## EXERCISE REQUIREMENTS
The listing below should be reproduced precisely, except for its images.

┄┄┄┄┄┄┄┄┄┄

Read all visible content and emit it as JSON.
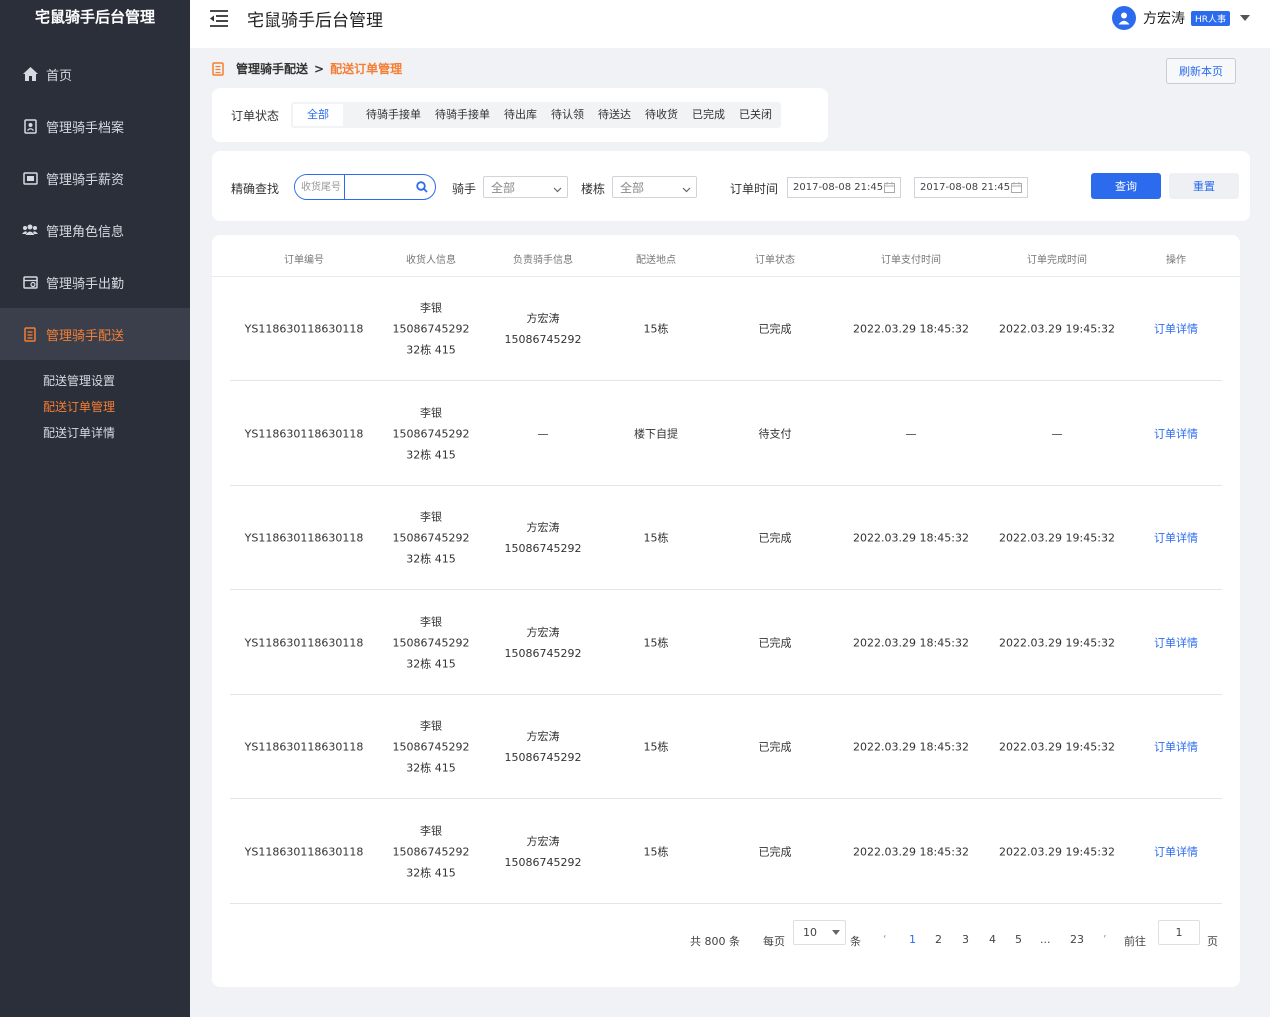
{
  "app": {
    "logo_text": "宅鼠骑手后台管理",
    "header_title": "宅鼠骑手后台管理"
  },
  "user": {
    "name": "方宏涛",
    "badge": "HR人事"
  },
  "sidebar": {
    "items": [
      {
        "label": "首页",
        "icon": "home-icon"
      },
      {
        "label": "管理骑手档案",
        "icon": "profile-icon"
      },
      {
        "label": "管理骑手薪资",
        "icon": "salary-icon"
      },
      {
        "label": "管理角色信息",
        "icon": "people-icon"
      },
      {
        "label": "管理骑手出勤",
        "icon": "attendance-icon"
      },
      {
        "label": "管理骑手配送",
        "icon": "document-icon"
      }
    ],
    "sub_items": [
      {
        "label": "配送管理设置"
      },
      {
        "label": "配送订单管理"
      },
      {
        "label": "配送订单详情"
      }
    ]
  },
  "breadcrumb": {
    "parent": "管理骑手配送",
    "separator": ">",
    "current": "配送订单管理"
  },
  "refresh_label": "刷新本页",
  "status": {
    "label": "订单状态",
    "tabs": [
      "全部",
      "待骑手接单",
      "待骑手接单",
      "待出库",
      "待认领",
      "待送达",
      "待收货",
      "已完成",
      "已关闭"
    ]
  },
  "filter": {
    "exact_label": "精确查找",
    "search_placeholder": "收货尾号",
    "rider_label": "骑手",
    "rider_value": "全部",
    "building_label": "楼栋",
    "building_value": "全部",
    "time_label": "订单时间",
    "date_start": "2017-08-08 21:45",
    "date_end": "2017-08-08 21:45",
    "query_label": "查询",
    "reset_label": "重置"
  },
  "table": {
    "headers": [
      "订单编号",
      "收货人信息",
      "负责骑手信息",
      "配送地点",
      "订单状态",
      "订单支付时间",
      "订单完成时间",
      "操作"
    ],
    "rows": [
      {
        "order_id": "YS118630118630118",
        "receiver_name": "李银",
        "receiver_phone": "15086745292",
        "receiver_addr": "32栋 415",
        "rider_name": "方宏涛",
        "rider_phone": "15086745292",
        "location": "15栋",
        "status": "已完成",
        "pay_time": "2022.03.29 18:45:32",
        "done_time": "2022.03.29 19:45:32",
        "action": "订单详情"
      },
      {
        "order_id": "YS118630118630118",
        "receiver_name": "李银",
        "receiver_phone": "15086745292",
        "receiver_addr": "32栋 415",
        "rider_name": "—",
        "rider_phone": "",
        "location": "楼下自提",
        "status": "待支付",
        "pay_time": "—",
        "done_time": "—",
        "action": "订单详情"
      },
      {
        "order_id": "YS118630118630118",
        "receiver_name": "李银",
        "receiver_phone": "15086745292",
        "receiver_addr": "32栋 415",
        "rider_name": "方宏涛",
        "rider_phone": "15086745292",
        "location": "15栋",
        "status": "已完成",
        "pay_time": "2022.03.29 18:45:32",
        "done_time": "2022.03.29 19:45:32",
        "action": "订单详情"
      },
      {
        "order_id": "YS118630118630118",
        "receiver_name": "李银",
        "receiver_phone": "15086745292",
        "receiver_addr": "32栋 415",
        "rider_name": "方宏涛",
        "rider_phone": "15086745292",
        "location": "15栋",
        "status": "已完成",
        "pay_time": "2022.03.29 18:45:32",
        "done_time": "2022.03.29 19:45:32",
        "action": "订单详情"
      },
      {
        "order_id": "YS118630118630118",
        "receiver_name": "李银",
        "receiver_phone": "15086745292",
        "receiver_addr": "32栋 415",
        "rider_name": "方宏涛",
        "rider_phone": "15086745292",
        "location": "15栋",
        "status": "已完成",
        "pay_time": "2022.03.29 18:45:32",
        "done_time": "2022.03.29 19:45:32",
        "action": "订单详情"
      },
      {
        "order_id": "YS118630118630118",
        "receiver_name": "李银",
        "receiver_phone": "15086745292",
        "receiver_addr": "32栋 415",
        "rider_name": "方宏涛",
        "rider_phone": "15086745292",
        "location": "15栋",
        "status": "已完成",
        "pay_time": "2022.03.29 18:45:32",
        "done_time": "2022.03.29 19:45:32",
        "action": "订单详情"
      }
    ]
  },
  "pagination": {
    "total_text": "共 800 条",
    "per_page_label": "每页",
    "per_page_value": "10",
    "per_page_unit": "条",
    "prev": "‘",
    "pages": [
      "1",
      "2",
      "3",
      "4",
      "5",
      "...",
      "23"
    ],
    "next": "’",
    "goto_label": "前往",
    "goto_value": "1",
    "goto_unit": "页"
  },
  "colors": {
    "accent": "#2c6bed",
    "highlight": "#f57e34",
    "sidebar_bg": "#2b2f3a"
  }
}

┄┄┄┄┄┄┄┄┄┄

## SOLUTION TO THE EXERCISE
Read all visible content and emit it as JSON.
{
  "app": {
    "logo_text": "宅鼠骑手后台管理",
    "header_title": "宅鼠骑手后台管理"
  },
  "user": {
    "name": "方宏涛",
    "badge": "HR人事"
  },
  "sidebar": {
    "items": [
      {
        "label": "首页",
        "icon": "home-icon"
      },
      {
        "label": "管理骑手档案",
        "icon": "profile-icon"
      },
      {
        "label": "管理骑手薪资",
        "icon": "salary-icon"
      },
      {
        "label": "管理角色信息",
        "icon": "people-icon"
      },
      {
        "label": "管理骑手出勤",
        "icon": "attendance-icon"
      },
      {
        "label": "管理骑手配送",
        "icon": "document-icon"
      }
    ],
    "sub_items": [
      {
        "label": "配送管理设置"
      },
      {
        "label": "配送订单管理"
      },
      {
        "label": "配送订单详情"
      }
    ]
  },
  "breadcrumb": {
    "parent": "管理骑手配送",
    "separator": ">",
    "current": "配送订单管理"
  },
  "refresh_label": "刷新本页",
  "status": {
    "label": "订单状态",
    "tabs": [
      "全部",
      "待骑手接单",
      "待骑手接单",
      "待出库",
      "待认领",
      "待送达",
      "待收货",
      "已完成",
      "已关闭"
    ]
  },
  "filter": {
    "exact_label": "精确查找",
    "search_placeholder": "收货尾号",
    "rider_label": "骑手",
    "rider_value": "全部",
    "building_label": "楼栋",
    "building_value": "全部",
    "time_label": "订单时间",
    "date_start": "2017-08-08 21:45",
    "date_end": "2017-08-08 21:45",
    "query_label": "查询",
    "reset_label": "重置"
  },
  "table": {
    "headers": [
      "订单编号",
      "收货人信息",
      "负责骑手信息",
      "配送地点",
      "订单状态",
      "订单支付时间",
      "订单完成时间",
      "操作"
    ],
    "rows": [
      {
        "order_id": "YS118630118630118",
        "receiver_name": "李银",
        "receiver_phone": "15086745292",
        "receiver_addr": "32栋 415",
        "rider_name": "方宏涛",
        "rider_phone": "15086745292",
        "location": "15栋",
        "status": "已完成",
        "pay_time": "2022.03.29 18:45:32",
        "done_time": "2022.03.29 19:45:32",
        "action": "订单详情"
      },
      {
        "order_id": "YS118630118630118",
        "receiver_name": "李银",
        "receiver_phone": "15086745292",
        "receiver_addr": "32栋 415",
        "rider_name": "—",
        "rider_phone": "",
        "location": "楼下自提",
        "status": "待支付",
        "pay_time": "—",
        "done_time": "—",
        "action": "订单详情"
      },
      {
        "order_id": "YS118630118630118",
        "receiver_name": "李银",
        "receiver_phone": "15086745292",
        "receiver_addr": "32栋 415",
        "rider_name": "方宏涛",
        "rider_phone": "15086745292",
        "location": "15栋",
        "status": "已完成",
        "pay_time": "2022.03.29 18:45:32",
        "done_time": "2022.03.29 19:45:32",
        "action": "订单详情"
      },
      {
        "order_id": "YS118630118630118",
        "receiver_name": "李银",
        "receiver_phone": "15086745292",
        "receiver_addr": "32栋 415",
        "rider_name": "方宏涛",
        "rider_phone": "15086745292",
        "location": "15栋",
        "status": "已完成",
        "pay_time": "2022.03.29 18:45:32",
        "done_time": "2022.03.29 19:45:32",
        "action": "订单详情"
      },
      {
        "order_id": "YS118630118630118",
        "receiver_name": "李银",
        "receiver_phone": "15086745292",
        "receiver_addr": "32栋 415",
        "rider_name": "方宏涛",
        "rider_phone": "15086745292",
        "location": "15栋",
        "status": "已完成",
        "pay_time": "2022.03.29 18:45:32",
        "done_time": "2022.03.29 19:45:32",
        "action": "订单详情"
      },
      {
        "order_id": "YS118630118630118",
        "receiver_name": "李银",
        "receiver_phone": "15086745292",
        "receiver_addr": "32栋 415",
        "rider_name": "方宏涛",
        "rider_phone": "15086745292",
        "location": "15栋",
        "status": "已完成",
        "pay_time": "2022.03.29 18:45:32",
        "done_time": "2022.03.29 19:45:32",
        "action": "订单详情"
      }
    ]
  },
  "pagination": {
    "total_text": "共 800 条",
    "per_page_label": "每页",
    "per_page_value": "10",
    "per_page_unit": "条",
    "prev": "‘",
    "pages": [
      "1",
      "2",
      "3",
      "4",
      "5",
      "...",
      "23"
    ],
    "next": "’",
    "goto_label": "前往",
    "goto_value": "1",
    "goto_unit": "页"
  },
  "colors": {
    "accent": "#2c6bed",
    "highlight": "#f57e34",
    "sidebar_bg": "#2b2f3a"
  }
}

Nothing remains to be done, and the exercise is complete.